BRIEF: Scan the listing for "kasih" and copy out each line that has it.

DATASET:
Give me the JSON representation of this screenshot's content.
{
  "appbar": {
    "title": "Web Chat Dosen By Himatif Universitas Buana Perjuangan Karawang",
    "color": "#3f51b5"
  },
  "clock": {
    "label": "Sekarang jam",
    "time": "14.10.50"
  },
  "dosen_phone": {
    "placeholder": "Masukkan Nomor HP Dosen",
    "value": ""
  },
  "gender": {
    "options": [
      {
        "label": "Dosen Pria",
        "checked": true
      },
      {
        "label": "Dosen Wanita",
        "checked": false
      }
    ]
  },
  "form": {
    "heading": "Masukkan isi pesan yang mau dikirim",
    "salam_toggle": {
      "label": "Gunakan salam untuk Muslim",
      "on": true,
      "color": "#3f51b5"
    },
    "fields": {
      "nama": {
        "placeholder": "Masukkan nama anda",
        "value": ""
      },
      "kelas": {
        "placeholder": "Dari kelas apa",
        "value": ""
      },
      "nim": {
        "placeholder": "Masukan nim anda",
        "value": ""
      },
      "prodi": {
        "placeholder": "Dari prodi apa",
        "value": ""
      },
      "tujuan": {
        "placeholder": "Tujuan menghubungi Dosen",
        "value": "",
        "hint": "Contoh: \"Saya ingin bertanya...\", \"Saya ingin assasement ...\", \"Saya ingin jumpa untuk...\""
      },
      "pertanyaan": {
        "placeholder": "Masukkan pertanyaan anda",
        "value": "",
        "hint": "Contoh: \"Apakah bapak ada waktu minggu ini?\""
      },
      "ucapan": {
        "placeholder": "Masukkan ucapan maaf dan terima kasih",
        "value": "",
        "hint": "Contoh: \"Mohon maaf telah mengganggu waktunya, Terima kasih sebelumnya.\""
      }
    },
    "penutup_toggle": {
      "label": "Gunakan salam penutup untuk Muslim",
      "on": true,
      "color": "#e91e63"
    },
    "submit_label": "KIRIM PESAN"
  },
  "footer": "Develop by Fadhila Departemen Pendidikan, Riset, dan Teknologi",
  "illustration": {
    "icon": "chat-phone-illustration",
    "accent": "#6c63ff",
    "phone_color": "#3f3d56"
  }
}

TASK ANSWER:
        "placeholder": "Masukkan ucapan maaf dan terima kasih",
        "hint": "Contoh: \"Mohon maaf telah mengganggu waktunya, Terima kasih sebelumnya.\""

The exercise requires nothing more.